Paintings, collage or tapestries? Nope. Quilts!
Last year I got a picture sent to me from Galway that displayed a poster for the “International Quilt Festival of Ireland” and Noel jokingly asked if I was going to go for a gawp. I missed it last year, but as I was in the neighbourhood, kinda, I decided to swing by this year and as much as I thought I’d never find myself saying this, here it goes – I enjoyed the quilt festival! But ssshhhh. Don’t tell anyone.
Imagine how hard it is to get up when you’ve a dolmen on top of you
The craft, detail, scale, colour and intricacy of the quilts on display in NUIG were pretty impressive and what was even more impressive were the crowds of people who had traveled from all over the world especially to come to this quilty party in Galway City. Last year there were 6,500 visitors. I was amazed with the dedication of the people who make the things, but also of the enthusiasts who must be fairly passionate about this pursuit if they’re willing to come from Scandinavia, America, Canada and Mexico. It’s an underground movement yo!
That’s the new curtains for Wanderly Wagon sorted. A Moosaic?
It wasn’t just your traditional patchwork efforts either, there were themed sections for the competitions, taking seascapes and other grandiose inspirations for their designs. One of my favourite displays was the mens competition, which featured some pretty outlandish designs, including some heavy metal bed-spreads. Ozzy has to sleep too you know.
Sleeping under sheet metal

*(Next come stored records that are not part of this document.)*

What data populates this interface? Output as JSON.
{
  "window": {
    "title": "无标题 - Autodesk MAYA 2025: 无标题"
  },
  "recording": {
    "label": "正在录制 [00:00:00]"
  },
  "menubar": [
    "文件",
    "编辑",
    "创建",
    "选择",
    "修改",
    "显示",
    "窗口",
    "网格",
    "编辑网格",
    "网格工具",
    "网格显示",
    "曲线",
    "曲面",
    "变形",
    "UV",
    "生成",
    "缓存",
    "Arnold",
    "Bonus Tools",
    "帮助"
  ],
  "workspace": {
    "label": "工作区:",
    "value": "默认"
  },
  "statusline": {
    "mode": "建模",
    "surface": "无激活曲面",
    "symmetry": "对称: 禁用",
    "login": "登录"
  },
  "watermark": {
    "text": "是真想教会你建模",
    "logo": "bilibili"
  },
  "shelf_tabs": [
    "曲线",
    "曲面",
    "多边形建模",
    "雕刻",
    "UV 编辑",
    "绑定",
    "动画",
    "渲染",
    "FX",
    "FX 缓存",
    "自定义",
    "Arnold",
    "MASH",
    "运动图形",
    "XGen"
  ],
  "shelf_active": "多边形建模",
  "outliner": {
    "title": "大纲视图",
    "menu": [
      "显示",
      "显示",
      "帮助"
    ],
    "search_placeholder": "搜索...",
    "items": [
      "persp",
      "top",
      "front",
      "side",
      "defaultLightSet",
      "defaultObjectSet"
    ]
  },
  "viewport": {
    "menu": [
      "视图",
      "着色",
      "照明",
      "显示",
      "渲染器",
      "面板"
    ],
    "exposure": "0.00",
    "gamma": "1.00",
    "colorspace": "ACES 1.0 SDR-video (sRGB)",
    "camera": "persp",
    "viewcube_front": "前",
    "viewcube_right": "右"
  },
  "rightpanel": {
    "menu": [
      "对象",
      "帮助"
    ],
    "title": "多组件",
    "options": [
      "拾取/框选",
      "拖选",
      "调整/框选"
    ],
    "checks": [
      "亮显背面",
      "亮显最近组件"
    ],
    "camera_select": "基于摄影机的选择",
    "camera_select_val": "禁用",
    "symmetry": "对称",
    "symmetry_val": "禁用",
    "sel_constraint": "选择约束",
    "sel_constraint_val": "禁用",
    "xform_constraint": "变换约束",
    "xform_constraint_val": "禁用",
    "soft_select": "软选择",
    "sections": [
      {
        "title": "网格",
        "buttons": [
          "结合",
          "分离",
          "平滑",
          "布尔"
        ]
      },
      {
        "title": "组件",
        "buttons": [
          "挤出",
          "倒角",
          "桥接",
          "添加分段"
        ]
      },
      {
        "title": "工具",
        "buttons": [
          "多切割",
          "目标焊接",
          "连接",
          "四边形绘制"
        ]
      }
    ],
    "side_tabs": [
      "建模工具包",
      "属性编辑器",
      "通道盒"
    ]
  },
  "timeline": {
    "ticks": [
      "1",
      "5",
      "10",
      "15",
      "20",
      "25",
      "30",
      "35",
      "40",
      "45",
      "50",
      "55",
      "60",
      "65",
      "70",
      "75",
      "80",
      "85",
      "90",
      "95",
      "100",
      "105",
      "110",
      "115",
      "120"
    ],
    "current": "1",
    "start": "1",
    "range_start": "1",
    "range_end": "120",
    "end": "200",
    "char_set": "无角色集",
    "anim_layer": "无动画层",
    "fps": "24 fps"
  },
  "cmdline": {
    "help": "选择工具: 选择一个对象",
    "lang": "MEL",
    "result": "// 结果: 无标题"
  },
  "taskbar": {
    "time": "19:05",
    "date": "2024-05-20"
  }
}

There was a very odd section that I nearly walked past as I thought it was just a novelty. It had a fake security dude out the front and a sign the proclaimed it to be a prison. Shortly after entering you realised that this was no joke, the quilts in here were designed by inmates of Limerick Prison and some of them had a very dark edge to them. This quilt session was a bizarre affair.
The pleasure of being able to buzz around the country in my van was highlighted last weekend when I was under my own quilt recovering after Helium. Having stayed up far too late/early I was extremely dismayed to be woken by somebody who had filled their boot with a subwoofer, parked nearby and decided it would be a great idea to treat the neighbouring campers to “Boom Boom Boom” by the Outthere Brothers at the ungodly hour of 11AM. In normal circumstances this would lead to friction, but I simply checked the lie of the land, left down the hand-brake, rolled down the field to a new neighbourhood, pulled up the hand-brake again and went back to sleep with a smile on my face. I’m getting good at this camping lark
Safe Travels, Don’t Die.